* _Task directions_
In the entries below, find the lines with the word "your" and copy them.

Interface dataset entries
========================
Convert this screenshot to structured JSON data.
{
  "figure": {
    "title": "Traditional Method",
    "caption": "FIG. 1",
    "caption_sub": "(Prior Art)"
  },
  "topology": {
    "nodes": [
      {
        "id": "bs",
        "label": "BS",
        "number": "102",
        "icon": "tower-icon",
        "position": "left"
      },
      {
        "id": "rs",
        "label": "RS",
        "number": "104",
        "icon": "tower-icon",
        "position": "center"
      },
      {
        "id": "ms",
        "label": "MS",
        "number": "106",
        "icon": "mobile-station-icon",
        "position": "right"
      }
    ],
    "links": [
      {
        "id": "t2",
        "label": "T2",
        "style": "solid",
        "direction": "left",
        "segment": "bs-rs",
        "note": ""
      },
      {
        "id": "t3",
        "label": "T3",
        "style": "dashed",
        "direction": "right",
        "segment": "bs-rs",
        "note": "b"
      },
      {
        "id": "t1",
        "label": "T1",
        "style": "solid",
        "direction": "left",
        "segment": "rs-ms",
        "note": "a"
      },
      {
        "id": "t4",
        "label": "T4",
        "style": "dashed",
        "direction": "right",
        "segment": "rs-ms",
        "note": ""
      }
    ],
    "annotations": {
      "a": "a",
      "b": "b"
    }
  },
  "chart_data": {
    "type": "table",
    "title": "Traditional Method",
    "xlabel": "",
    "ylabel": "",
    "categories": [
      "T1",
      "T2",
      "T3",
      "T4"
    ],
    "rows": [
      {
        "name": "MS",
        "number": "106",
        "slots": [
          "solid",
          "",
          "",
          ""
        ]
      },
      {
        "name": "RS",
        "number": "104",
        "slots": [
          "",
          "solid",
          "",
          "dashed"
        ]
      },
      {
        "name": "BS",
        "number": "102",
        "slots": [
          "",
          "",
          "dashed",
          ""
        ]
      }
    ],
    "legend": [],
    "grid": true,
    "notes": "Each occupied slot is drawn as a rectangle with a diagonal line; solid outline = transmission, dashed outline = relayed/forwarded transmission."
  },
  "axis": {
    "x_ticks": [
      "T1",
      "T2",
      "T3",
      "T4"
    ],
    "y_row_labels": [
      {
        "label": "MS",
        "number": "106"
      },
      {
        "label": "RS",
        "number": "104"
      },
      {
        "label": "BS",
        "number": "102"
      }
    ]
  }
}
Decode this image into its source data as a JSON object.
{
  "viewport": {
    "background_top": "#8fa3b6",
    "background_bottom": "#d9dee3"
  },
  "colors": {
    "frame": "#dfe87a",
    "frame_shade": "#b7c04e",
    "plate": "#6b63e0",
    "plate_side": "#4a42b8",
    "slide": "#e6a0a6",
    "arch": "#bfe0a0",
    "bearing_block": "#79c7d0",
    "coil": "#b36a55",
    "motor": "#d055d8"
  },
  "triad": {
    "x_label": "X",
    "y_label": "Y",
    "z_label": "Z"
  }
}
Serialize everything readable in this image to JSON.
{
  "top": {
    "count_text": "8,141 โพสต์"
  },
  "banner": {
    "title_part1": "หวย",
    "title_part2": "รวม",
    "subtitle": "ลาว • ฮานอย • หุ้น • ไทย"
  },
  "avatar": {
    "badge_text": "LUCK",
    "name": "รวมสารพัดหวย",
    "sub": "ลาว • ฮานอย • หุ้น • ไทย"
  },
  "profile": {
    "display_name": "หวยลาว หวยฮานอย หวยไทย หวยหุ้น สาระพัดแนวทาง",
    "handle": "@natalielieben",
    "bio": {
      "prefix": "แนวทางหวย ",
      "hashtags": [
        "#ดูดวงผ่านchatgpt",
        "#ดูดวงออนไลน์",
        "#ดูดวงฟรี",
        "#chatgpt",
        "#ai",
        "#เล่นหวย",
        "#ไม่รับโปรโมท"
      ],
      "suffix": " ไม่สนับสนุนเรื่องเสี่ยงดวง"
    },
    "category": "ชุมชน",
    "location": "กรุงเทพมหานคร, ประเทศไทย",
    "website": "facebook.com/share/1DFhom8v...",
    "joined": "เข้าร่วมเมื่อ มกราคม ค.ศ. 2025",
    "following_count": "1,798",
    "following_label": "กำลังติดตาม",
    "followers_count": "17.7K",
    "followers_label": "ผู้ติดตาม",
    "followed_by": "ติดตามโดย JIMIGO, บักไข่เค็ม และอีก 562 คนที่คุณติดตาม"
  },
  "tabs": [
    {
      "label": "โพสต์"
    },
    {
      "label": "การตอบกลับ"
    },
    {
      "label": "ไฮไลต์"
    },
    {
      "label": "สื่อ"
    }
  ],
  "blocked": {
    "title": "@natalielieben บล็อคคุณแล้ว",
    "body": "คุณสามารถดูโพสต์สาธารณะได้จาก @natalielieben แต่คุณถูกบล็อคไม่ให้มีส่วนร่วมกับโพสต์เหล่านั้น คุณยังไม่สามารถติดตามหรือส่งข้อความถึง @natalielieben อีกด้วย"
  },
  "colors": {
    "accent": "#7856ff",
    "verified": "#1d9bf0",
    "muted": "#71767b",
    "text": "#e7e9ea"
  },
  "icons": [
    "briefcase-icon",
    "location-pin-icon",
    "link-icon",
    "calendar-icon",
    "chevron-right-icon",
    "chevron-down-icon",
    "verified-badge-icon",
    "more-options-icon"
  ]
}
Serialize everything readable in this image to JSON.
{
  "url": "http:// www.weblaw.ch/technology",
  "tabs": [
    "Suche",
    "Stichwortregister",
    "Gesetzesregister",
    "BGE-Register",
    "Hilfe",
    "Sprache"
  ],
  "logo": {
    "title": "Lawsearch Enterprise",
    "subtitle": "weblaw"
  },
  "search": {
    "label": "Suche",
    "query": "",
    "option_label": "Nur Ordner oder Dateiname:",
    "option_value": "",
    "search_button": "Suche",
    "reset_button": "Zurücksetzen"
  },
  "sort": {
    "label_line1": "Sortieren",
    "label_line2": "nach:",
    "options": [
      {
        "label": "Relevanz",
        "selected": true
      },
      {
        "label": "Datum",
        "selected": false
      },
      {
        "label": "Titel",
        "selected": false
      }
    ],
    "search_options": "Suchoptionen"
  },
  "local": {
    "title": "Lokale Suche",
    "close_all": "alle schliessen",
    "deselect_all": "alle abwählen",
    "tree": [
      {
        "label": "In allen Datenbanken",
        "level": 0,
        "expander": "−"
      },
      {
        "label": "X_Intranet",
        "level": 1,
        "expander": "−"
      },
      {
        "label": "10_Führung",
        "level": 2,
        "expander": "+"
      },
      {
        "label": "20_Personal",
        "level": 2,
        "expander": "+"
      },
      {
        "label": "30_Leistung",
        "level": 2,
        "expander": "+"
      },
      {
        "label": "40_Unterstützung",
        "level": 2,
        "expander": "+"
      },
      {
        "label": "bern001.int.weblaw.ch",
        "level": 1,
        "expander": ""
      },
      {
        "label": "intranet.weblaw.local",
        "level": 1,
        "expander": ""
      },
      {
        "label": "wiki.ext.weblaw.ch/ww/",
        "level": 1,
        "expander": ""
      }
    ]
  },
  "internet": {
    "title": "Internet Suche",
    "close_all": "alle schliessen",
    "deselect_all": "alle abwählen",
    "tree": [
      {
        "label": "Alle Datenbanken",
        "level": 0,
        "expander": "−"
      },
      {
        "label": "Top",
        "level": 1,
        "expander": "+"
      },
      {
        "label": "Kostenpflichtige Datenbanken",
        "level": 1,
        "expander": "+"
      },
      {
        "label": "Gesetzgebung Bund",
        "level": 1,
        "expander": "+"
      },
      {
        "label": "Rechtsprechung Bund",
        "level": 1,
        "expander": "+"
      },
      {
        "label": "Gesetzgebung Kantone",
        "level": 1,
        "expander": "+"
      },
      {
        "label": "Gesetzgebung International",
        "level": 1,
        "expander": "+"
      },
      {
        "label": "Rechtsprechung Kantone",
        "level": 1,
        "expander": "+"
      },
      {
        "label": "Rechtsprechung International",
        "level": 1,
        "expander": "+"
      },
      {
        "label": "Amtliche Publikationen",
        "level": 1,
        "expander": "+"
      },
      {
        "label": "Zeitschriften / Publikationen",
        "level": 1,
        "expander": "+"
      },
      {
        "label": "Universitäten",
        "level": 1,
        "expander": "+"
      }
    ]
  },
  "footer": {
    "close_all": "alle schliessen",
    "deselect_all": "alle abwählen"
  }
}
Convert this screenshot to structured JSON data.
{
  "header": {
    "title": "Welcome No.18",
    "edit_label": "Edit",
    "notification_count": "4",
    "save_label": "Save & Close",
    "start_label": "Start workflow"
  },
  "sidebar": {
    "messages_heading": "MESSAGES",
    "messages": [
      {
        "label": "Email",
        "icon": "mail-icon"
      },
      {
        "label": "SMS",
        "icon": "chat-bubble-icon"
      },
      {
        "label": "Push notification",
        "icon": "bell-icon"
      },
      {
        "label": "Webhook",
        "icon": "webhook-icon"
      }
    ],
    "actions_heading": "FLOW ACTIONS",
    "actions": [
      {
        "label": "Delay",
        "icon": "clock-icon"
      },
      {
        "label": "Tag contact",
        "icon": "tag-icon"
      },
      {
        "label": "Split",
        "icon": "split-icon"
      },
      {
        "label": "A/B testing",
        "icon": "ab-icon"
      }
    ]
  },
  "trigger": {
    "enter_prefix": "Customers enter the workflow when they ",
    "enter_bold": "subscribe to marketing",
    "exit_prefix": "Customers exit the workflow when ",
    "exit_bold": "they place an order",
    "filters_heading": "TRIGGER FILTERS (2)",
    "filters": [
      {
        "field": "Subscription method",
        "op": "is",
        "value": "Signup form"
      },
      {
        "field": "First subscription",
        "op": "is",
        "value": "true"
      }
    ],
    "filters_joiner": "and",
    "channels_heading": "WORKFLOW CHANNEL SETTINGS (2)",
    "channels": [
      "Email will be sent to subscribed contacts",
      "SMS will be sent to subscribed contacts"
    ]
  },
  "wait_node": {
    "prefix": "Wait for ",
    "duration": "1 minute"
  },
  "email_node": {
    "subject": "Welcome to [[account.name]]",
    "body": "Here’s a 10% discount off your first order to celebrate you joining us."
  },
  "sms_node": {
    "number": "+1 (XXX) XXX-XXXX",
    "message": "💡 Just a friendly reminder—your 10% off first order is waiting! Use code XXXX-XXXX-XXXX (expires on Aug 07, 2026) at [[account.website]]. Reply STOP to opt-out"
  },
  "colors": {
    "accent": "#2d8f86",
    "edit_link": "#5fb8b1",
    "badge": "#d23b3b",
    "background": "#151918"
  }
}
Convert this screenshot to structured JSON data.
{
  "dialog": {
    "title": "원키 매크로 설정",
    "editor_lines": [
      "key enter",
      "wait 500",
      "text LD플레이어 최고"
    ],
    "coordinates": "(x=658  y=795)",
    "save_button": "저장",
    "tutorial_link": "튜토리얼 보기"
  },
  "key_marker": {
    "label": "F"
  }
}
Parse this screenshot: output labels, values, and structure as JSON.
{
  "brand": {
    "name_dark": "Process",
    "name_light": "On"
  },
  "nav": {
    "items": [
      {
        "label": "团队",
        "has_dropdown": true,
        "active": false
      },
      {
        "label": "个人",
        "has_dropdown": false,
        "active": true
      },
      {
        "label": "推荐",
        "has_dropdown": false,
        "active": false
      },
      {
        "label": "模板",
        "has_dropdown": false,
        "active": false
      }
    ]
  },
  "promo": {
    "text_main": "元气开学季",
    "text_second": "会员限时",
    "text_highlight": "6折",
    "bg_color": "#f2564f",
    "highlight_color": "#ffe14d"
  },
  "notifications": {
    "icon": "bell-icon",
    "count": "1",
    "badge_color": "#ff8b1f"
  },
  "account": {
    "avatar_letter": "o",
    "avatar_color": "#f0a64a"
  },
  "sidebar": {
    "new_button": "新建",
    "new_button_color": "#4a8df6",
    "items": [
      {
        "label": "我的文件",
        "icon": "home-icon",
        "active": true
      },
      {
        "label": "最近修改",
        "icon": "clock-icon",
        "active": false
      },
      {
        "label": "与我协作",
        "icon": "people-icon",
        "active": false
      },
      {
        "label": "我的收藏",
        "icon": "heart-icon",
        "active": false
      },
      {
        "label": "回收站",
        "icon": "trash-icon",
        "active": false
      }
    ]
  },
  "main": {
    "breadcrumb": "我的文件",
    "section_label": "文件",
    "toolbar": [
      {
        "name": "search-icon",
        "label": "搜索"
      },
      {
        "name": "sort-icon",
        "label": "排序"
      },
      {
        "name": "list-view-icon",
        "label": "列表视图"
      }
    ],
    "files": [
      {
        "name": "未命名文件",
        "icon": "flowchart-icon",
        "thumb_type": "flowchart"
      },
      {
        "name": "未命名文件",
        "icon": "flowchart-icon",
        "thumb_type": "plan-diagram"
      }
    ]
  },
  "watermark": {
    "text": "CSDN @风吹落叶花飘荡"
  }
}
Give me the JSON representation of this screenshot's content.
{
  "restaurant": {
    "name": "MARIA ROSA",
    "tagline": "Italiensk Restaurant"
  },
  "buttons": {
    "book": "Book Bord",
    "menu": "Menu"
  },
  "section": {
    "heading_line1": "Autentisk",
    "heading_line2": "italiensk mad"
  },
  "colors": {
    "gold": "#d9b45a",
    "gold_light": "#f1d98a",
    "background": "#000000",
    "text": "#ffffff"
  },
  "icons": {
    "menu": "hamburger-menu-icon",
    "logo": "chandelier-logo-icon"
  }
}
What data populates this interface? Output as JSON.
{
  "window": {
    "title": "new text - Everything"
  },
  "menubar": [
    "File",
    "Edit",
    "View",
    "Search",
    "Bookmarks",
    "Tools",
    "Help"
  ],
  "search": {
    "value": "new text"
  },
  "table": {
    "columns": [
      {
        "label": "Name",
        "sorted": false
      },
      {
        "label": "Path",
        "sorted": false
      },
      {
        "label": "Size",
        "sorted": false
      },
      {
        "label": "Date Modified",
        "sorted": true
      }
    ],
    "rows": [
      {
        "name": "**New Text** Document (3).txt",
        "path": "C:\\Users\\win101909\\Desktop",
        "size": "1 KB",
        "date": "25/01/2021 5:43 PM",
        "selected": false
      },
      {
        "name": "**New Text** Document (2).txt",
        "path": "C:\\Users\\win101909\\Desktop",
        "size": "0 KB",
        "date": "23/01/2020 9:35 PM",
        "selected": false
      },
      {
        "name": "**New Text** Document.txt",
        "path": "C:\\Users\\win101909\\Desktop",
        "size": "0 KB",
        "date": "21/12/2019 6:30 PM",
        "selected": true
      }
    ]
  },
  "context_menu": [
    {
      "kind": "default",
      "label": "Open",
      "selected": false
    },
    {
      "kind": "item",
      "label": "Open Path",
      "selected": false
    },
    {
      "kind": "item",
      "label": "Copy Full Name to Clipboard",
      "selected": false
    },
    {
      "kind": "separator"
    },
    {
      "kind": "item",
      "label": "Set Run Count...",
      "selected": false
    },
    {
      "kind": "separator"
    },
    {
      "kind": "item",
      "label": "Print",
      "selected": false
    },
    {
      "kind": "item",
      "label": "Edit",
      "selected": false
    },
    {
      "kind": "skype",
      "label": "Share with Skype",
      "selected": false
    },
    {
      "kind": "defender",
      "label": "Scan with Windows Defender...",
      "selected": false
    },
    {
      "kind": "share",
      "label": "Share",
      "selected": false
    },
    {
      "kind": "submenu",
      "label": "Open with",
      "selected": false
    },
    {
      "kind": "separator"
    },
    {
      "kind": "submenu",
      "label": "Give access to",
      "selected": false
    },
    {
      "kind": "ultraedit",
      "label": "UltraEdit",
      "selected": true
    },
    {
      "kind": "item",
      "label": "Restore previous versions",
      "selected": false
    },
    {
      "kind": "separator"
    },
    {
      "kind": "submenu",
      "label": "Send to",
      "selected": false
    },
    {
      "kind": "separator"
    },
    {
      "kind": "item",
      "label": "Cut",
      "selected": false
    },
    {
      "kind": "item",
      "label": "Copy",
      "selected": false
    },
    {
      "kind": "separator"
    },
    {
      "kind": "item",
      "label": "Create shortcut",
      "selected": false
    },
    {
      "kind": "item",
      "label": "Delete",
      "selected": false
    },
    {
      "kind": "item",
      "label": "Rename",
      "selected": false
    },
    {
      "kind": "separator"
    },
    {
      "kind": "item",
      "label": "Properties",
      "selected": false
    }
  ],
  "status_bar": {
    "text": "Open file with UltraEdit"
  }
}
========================
* _Result_
    "body": "Here’s a 10% discount off your first order to celebrate you joining us."
    "message": "💡 Just a friendly reminder—your 10% off first order is waiting! Use code XXXX-XXXX-XXXX (expires on Aug 07, 2026) at [[account.website]]. Reply STOP to opt-out"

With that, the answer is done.